Technology and surgical techniques have changed dramatically over the years. When I started, some intracapsular cataract surgery was still being performed, but I was mostly trained to perform extracapsular cataract extraction, which later developed into phacoemulsification and now to laser-assisted cataract surgery. Refractive surgery has also dramatically shifted, from RK to PRK, then to LASIK, phakic IOLs, and now small incision lenticule extraction (SMILE).

But the most significant change, to me, is how demanding patients have become about their outcomes. For patients today, it is a given that there will be no complications during surgery. But, furthermore, they also assume that they will see well without need for eyeglasses. It is scary to practice at this level of patient expectation.

What advice can you offer the new generation of ophthalmologists?

Do not over-promise, and emphasize the downsides before the upsides of any procedure or technology. It is your responsibility to target the correct refraction for your refractive or cataract surgery patients. The treatment or device will work at its best if your refractive outcome is correct, so take the time to compute.

If you could trade lives with a fellow ophthalmologist for 1 day, who would it be and why?

Dimitri Azar, MD, MBA, was one of my most important mentors. He is now Dean of the College of Medicine at the University of Illinois in Chicago. I am curious to experience what the life of an academic executive is like and to see how he transitioned from being an active practicing clinician to an active manager of a prestigious university.

If you were forced to limit your practice of ophthalmology to one procedure, what procedure would you choose and why?

Cataract surgery would be my choice because it will be needed by everyone at some point in their lives. Plus it has the greatest reward potential in terms of improving the vision of patients.

Your Thoughts on Business

What differentiates your practice from those of your competitors?

All our practicing staff are fellowship-trained, and our practice offers a full line of subspecialty services. Another differentiation is that we participate in many research studies, which give our patients the opportunity to receive cutting-edge technology that is still in its developmental stage. Being involved in studies also gives our doctors the opportunity to be ahead of the curve in learning new technologies.

How do you feel about private equity, and is there a place for it in ophthalmology?

I am neutral about private equity. I have seen venture capitalists at their best in spotting a potential technology and bringing it to fruition. But I have also seen how costs and profit margins have escalated the prices of drugs and devices, putting them out of reach of many patients.

How do you approach marketing your practice and specific procedures you offer?

We find that television medical talk shows can reach the greatest number of people and can provide a lot of information because the topics are discussed thoroughly. Online marketing such as a Facebook presence, blogs, and an updated website are also helpful.

It is important to have patient testimonials in each of these marketing venues because prospective patients tend to believe the feedback of previous patients (word of mouth) more than anything that can be conveyed by other advertising media such as broadcast, web, or print.

How do you or your practice keep staff members happy?

First, we recognize and appreciate their contributions to the practice.
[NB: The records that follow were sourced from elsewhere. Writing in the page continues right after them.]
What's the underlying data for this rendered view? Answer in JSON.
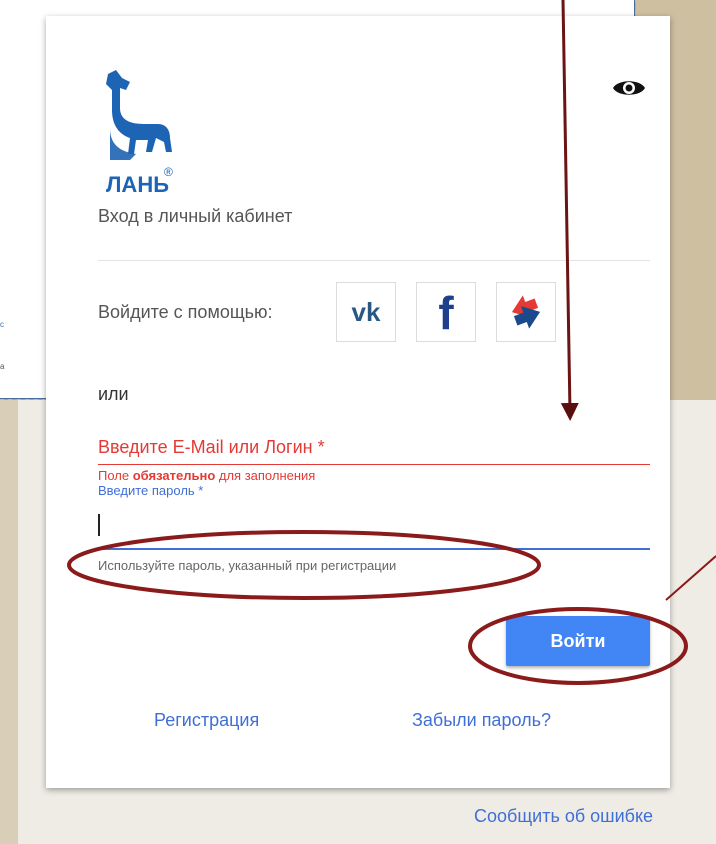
{
  "logo": {
    "brand_text": "ЛАНЬ",
    "registered_mark": "®"
  },
  "auth": {
    "title": "Вход в личный кабинет",
    "social_label": "Войдите с помощью:",
    "social_buttons": [
      {
        "network": "vk",
        "icon": "vk-icon"
      },
      {
        "network": "facebook",
        "icon": "facebook-icon"
      },
      {
        "network": "ok",
        "icon": "arrows-swap-icon"
      }
    ],
    "or_label": "или",
    "login": {
      "placeholder": "Введите E-Mail или Логин *",
      "value": "",
      "error_prefix": "Поле ",
      "error_bold": "обязательно",
      "error_suffix": " для заполнения"
    },
    "password": {
      "label": "Введите пароль *",
      "value": "",
      "hint": "Используйте пароль, указанный при регистрации"
    },
    "submit_label": "Войти",
    "register_link": "Регистрация",
    "forgot_link": "Забыли пароль?"
  },
  "report_link": "Сообщить об ошибке",
  "colors": {
    "accent": "#4285f4",
    "link": "#3f6fd6",
    "error": "#e53935",
    "annotation": "#8b1a1a"
  }
}
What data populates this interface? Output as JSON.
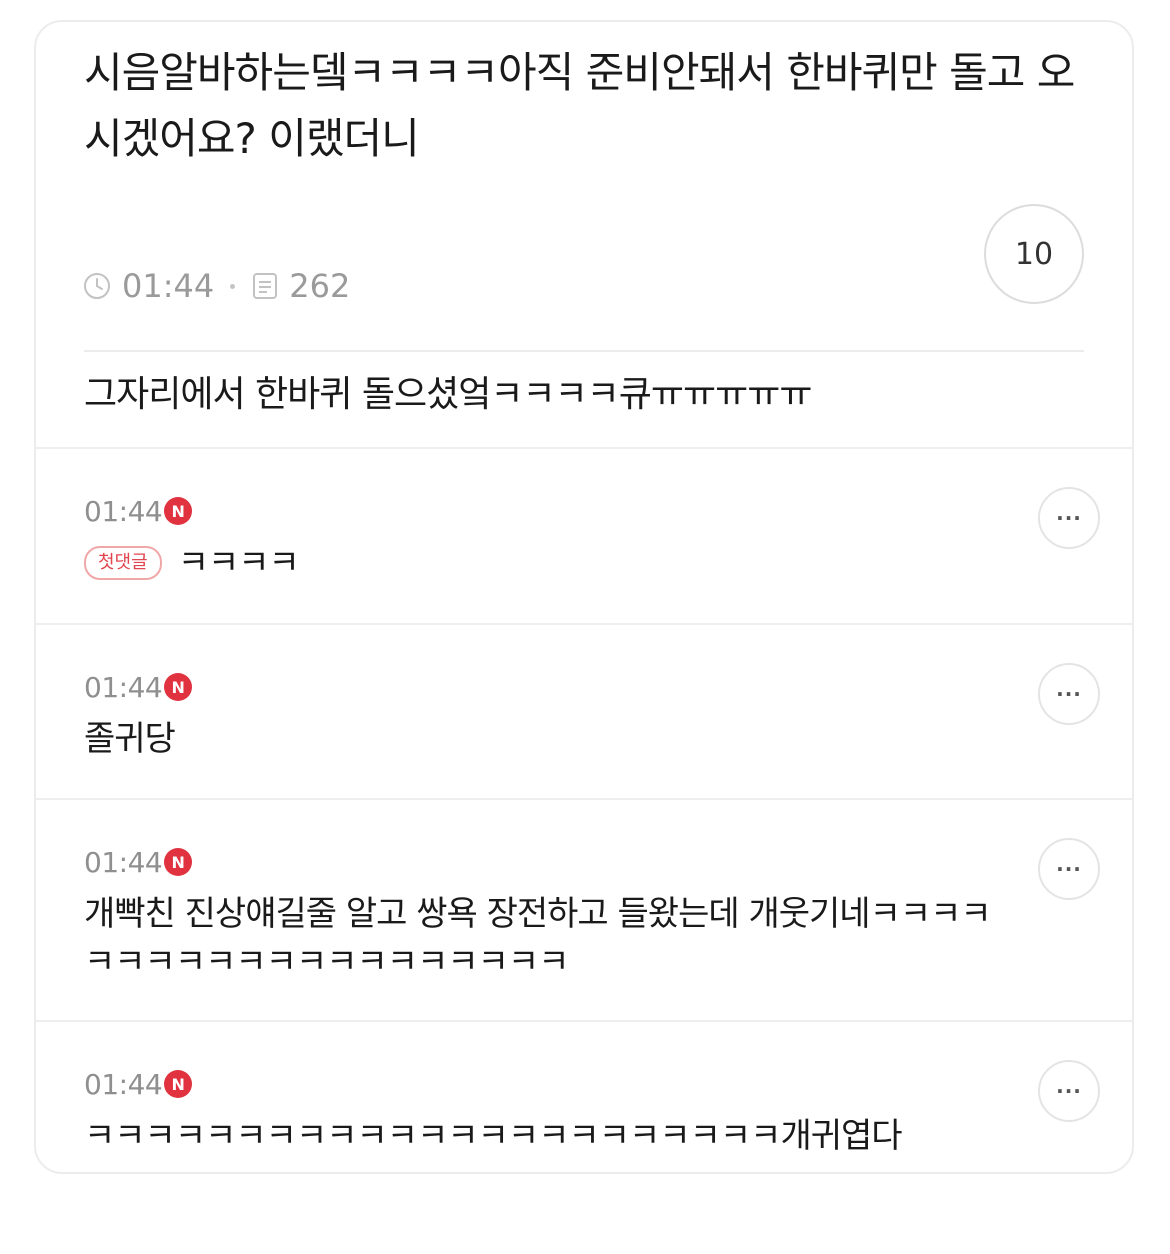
{
  "post": {
    "title": "시음알바하는뎈ㅋㅋㅋㅋ아직 준비안돼서 한바퀴만 돌고 오시겠어요? 이랬더니",
    "time": "01:44",
    "views": "262",
    "comment_count": "10",
    "body": "그자리에서 한바퀴 돌으셨엌ㅋㅋㅋㅋ큐ㅠㅠㅠㅠㅠ"
  },
  "comments": [
    {
      "time": "01:44",
      "badge": "N",
      "first_label": "첫댓글",
      "text": "ㅋㅋㅋㅋ",
      "more": "···"
    },
    {
      "time": "01:44",
      "badge": "N",
      "text": "졸귀당",
      "more": "···"
    },
    {
      "time": "01:44",
      "badge": "N",
      "text": "개빡친 진상얘길줄 알고 쌍욕 장전하고 들왔는데 개웃기네ㅋㅋㅋㅋㅋㅋㅋㅋㅋㅋㅋㅋㅋㅋㅋㅋㅋㅋㅋㅋ",
      "more": "···"
    },
    {
      "time": "01:44",
      "badge": "N",
      "text": "ㅋㅋㅋㅋㅋㅋㅋㅋㅋㅋㅋㅋㅋㅋㅋㅋㅋㅋㅋㅋㅋㅋㅋ개귀엽다",
      "more": "···"
    }
  ],
  "icons": {
    "clock": "clock-icon",
    "views": "document-icon",
    "more": "more-icon"
  },
  "colors": {
    "badge_red": "#e0323f",
    "meta_gray": "#9a9a9a",
    "first_badge": "#e0464f"
  }
}
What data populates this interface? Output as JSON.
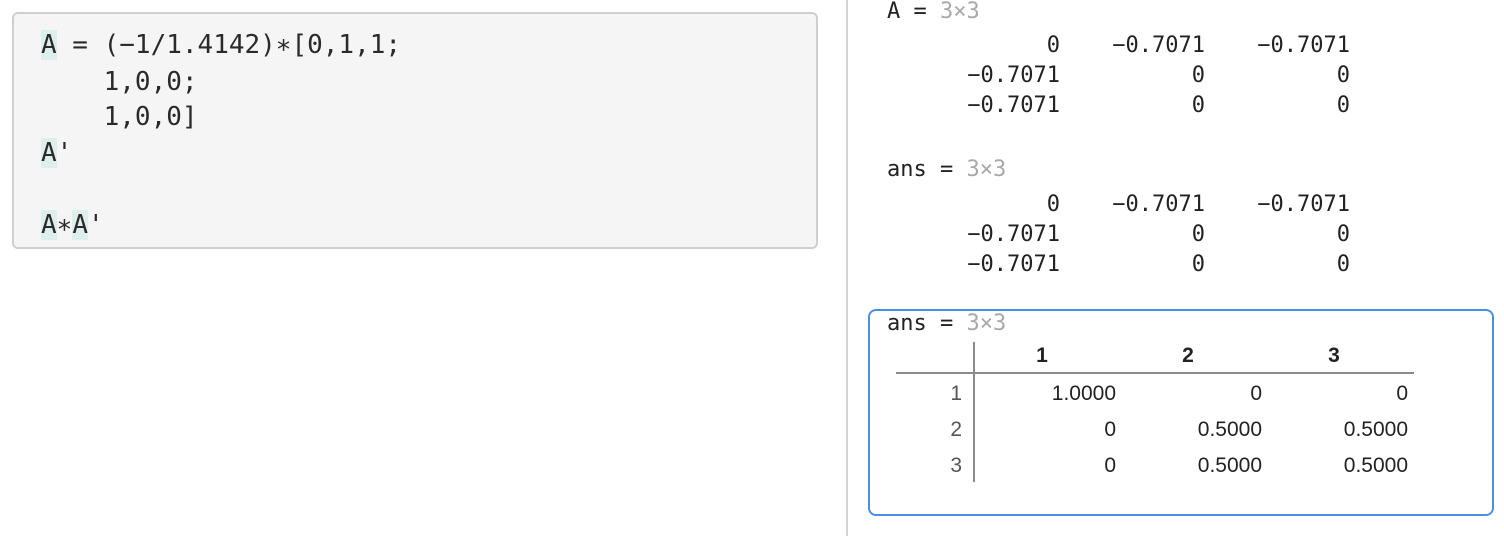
{
  "code": {
    "lines": [
      {
        "hl": "A",
        "rest": " = (−1/1.4142)∗[0,1,1;"
      },
      {
        "text": "    1,0,0;"
      },
      {
        "text": "    1,0,0]"
      },
      {
        "hl": "A",
        "rest": "'"
      },
      {
        "text": ""
      },
      {
        "hl1": "A",
        "mid": "∗",
        "hl2": "A",
        "rest": "'"
      }
    ]
  },
  "output1": {
    "var": "A",
    "eq": " = ",
    "size": "3×3",
    "rows": [
      [
        "0",
        "−0.7071",
        "−0.7071"
      ],
      [
        "−0.7071",
        "0",
        "0"
      ],
      [
        "−0.7071",
        "0",
        "0"
      ]
    ]
  },
  "output2": {
    "var": "ans",
    "eq": " = ",
    "size": "3×3",
    "rows": [
      [
        "0",
        "−0.7071",
        "−0.7071"
      ],
      [
        "−0.7071",
        "0",
        "0"
      ],
      [
        "−0.7071",
        "0",
        "0"
      ]
    ]
  },
  "output3": {
    "var": "ans",
    "eq": " = ",
    "size": "3×3",
    "col_headers": [
      "1",
      "2",
      "3"
    ],
    "row_headers": [
      "1",
      "2",
      "3"
    ],
    "rows": [
      [
        "1.0000",
        "0",
        "0"
      ],
      [
        "0",
        "0.5000",
        "0.5000"
      ],
      [
        "0",
        "0.5000",
        "0.5000"
      ]
    ]
  },
  "colors": {
    "highlight": "#dcefec",
    "selection_border": "#4a90e2"
  }
}
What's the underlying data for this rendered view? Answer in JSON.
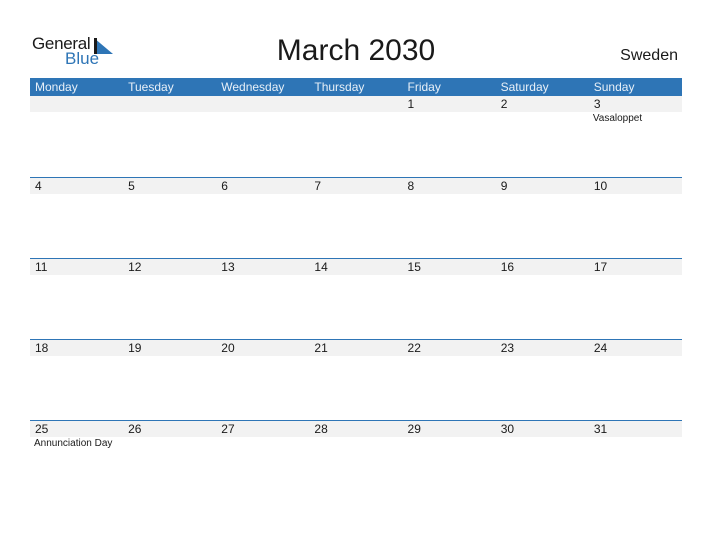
{
  "logo": {
    "general": "General",
    "blue": "Blue",
    "accent": "#2e75b6"
  },
  "title": "March 2030",
  "country": "Sweden",
  "weekdays": [
    "Monday",
    "Tuesday",
    "Wednesday",
    "Thursday",
    "Friday",
    "Saturday",
    "Sunday"
  ],
  "weeks": [
    [
      {
        "day": ""
      },
      {
        "day": ""
      },
      {
        "day": ""
      },
      {
        "day": ""
      },
      {
        "day": "1"
      },
      {
        "day": "2"
      },
      {
        "day": "3",
        "holiday": "Vasaloppet"
      }
    ],
    [
      {
        "day": "4"
      },
      {
        "day": "5"
      },
      {
        "day": "6"
      },
      {
        "day": "7"
      },
      {
        "day": "8"
      },
      {
        "day": "9"
      },
      {
        "day": "10"
      }
    ],
    [
      {
        "day": "11"
      },
      {
        "day": "12"
      },
      {
        "day": "13"
      },
      {
        "day": "14"
      },
      {
        "day": "15"
      },
      {
        "day": "16"
      },
      {
        "day": "17"
      }
    ],
    [
      {
        "day": "18"
      },
      {
        "day": "19"
      },
      {
        "day": "20"
      },
      {
        "day": "21"
      },
      {
        "day": "22"
      },
      {
        "day": "23"
      },
      {
        "day": "24"
      }
    ],
    [
      {
        "day": "25",
        "holiday": "Annunciation Day"
      },
      {
        "day": "26"
      },
      {
        "day": "27"
      },
      {
        "day": "28"
      },
      {
        "day": "29"
      },
      {
        "day": "30"
      },
      {
        "day": "31"
      }
    ]
  ]
}
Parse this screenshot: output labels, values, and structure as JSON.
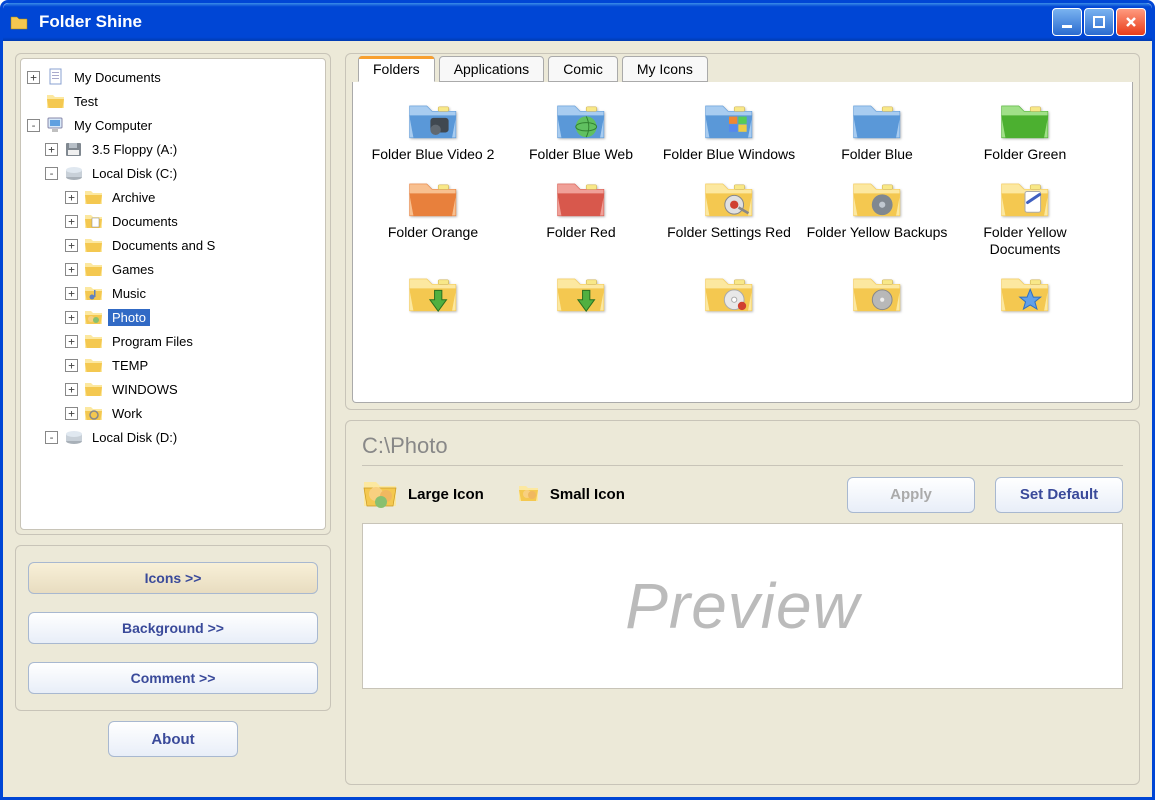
{
  "titlebar": {
    "title": "Folder Shine"
  },
  "tree": [
    {
      "level": 0,
      "exp": "+",
      "icon": "doc",
      "label": "My Documents"
    },
    {
      "level": 0,
      "exp": "",
      "icon": "folder",
      "label": "Test"
    },
    {
      "level": 0,
      "exp": "-",
      "icon": "computer",
      "label": "My Computer"
    },
    {
      "level": 1,
      "exp": "+",
      "icon": "floppy",
      "label": "3.5 Floppy (A:)"
    },
    {
      "level": 1,
      "exp": "-",
      "icon": "disk",
      "label": "Local Disk (C:)"
    },
    {
      "level": 2,
      "exp": "+",
      "icon": "folder",
      "label": "Archive"
    },
    {
      "level": 2,
      "exp": "+",
      "icon": "docfolder",
      "label": "Documents"
    },
    {
      "level": 2,
      "exp": "+",
      "icon": "folder",
      "label": "Documents and S"
    },
    {
      "level": 2,
      "exp": "+",
      "icon": "folder",
      "label": "Games"
    },
    {
      "level": 2,
      "exp": "+",
      "icon": "music",
      "label": "Music"
    },
    {
      "level": 2,
      "exp": "+",
      "icon": "photo",
      "label": "Photo",
      "selected": true
    },
    {
      "level": 2,
      "exp": "+",
      "icon": "folder",
      "label": "Program Files"
    },
    {
      "level": 2,
      "exp": "+",
      "icon": "folder",
      "label": "TEMP"
    },
    {
      "level": 2,
      "exp": "+",
      "icon": "folder",
      "label": "WINDOWS"
    },
    {
      "level": 2,
      "exp": "+",
      "icon": "work",
      "label": "Work"
    },
    {
      "level": 1,
      "exp": "-",
      "icon": "disk",
      "label": "Local Disk (D:)"
    }
  ],
  "actions": {
    "icons": "Icons >>",
    "background": "Background >>",
    "comment": "Comment >>",
    "about": "About"
  },
  "tabs": [
    "Folders",
    "Applications",
    "Comic",
    "My Icons"
  ],
  "selected_tab": 0,
  "icon_gallery": [
    {
      "label": "Folder Blue Video 2",
      "base": "blue",
      "overlay": "video"
    },
    {
      "label": "Folder Blue Web",
      "base": "blue",
      "overlay": "web"
    },
    {
      "label": "Folder Blue Windows",
      "base": "blue",
      "overlay": "windows"
    },
    {
      "label": "Folder Blue",
      "base": "blue",
      "overlay": ""
    },
    {
      "label": "Folder Green",
      "base": "green",
      "overlay": ""
    },
    {
      "label": "Folder Orange",
      "base": "orange",
      "overlay": ""
    },
    {
      "label": "Folder Red",
      "base": "red",
      "overlay": ""
    },
    {
      "label": "Folder Settings Red",
      "base": "yellow",
      "overlay": "settings"
    },
    {
      "label": "Folder Yellow Backups",
      "base": "yellow",
      "overlay": "backup"
    },
    {
      "label": "Folder Yellow Documents",
      "base": "yellow",
      "overlay": "docs"
    },
    {
      "label": "",
      "base": "yellow",
      "overlay": "down"
    },
    {
      "label": "",
      "base": "yellow",
      "overlay": "down2"
    },
    {
      "label": "",
      "base": "yellow",
      "overlay": "cd"
    },
    {
      "label": "",
      "base": "yellow",
      "overlay": "disk"
    },
    {
      "label": "",
      "base": "yellow",
      "overlay": "star"
    }
  ],
  "preview": {
    "path": "C:\\Photo",
    "large_label": "Large Icon",
    "small_label": "Small Icon",
    "apply": "Apply",
    "set_default": "Set Default",
    "placeholder": "Preview"
  },
  "colors": {
    "blue": {
      "light": "#a8ccf0",
      "dark": "#5a98d8"
    },
    "green": {
      "light": "#a0e088",
      "dark": "#4cb030"
    },
    "orange": {
      "light": "#f8c090",
      "dark": "#e8803c"
    },
    "red": {
      "light": "#f0a098",
      "dark": "#d8584c"
    },
    "yellow": {
      "light": "#fce8a0",
      "dark": "#f4c850"
    }
  }
}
Second, I bring my staff periodically on food outings. I want them to enjoy good food in a relaxed atmosphere outside of the hospital hierarchy system.

What is your end game?

Once I feel that my surgical skills have started to wane, I would like to be a manager and run a health care facility, hospital, or school.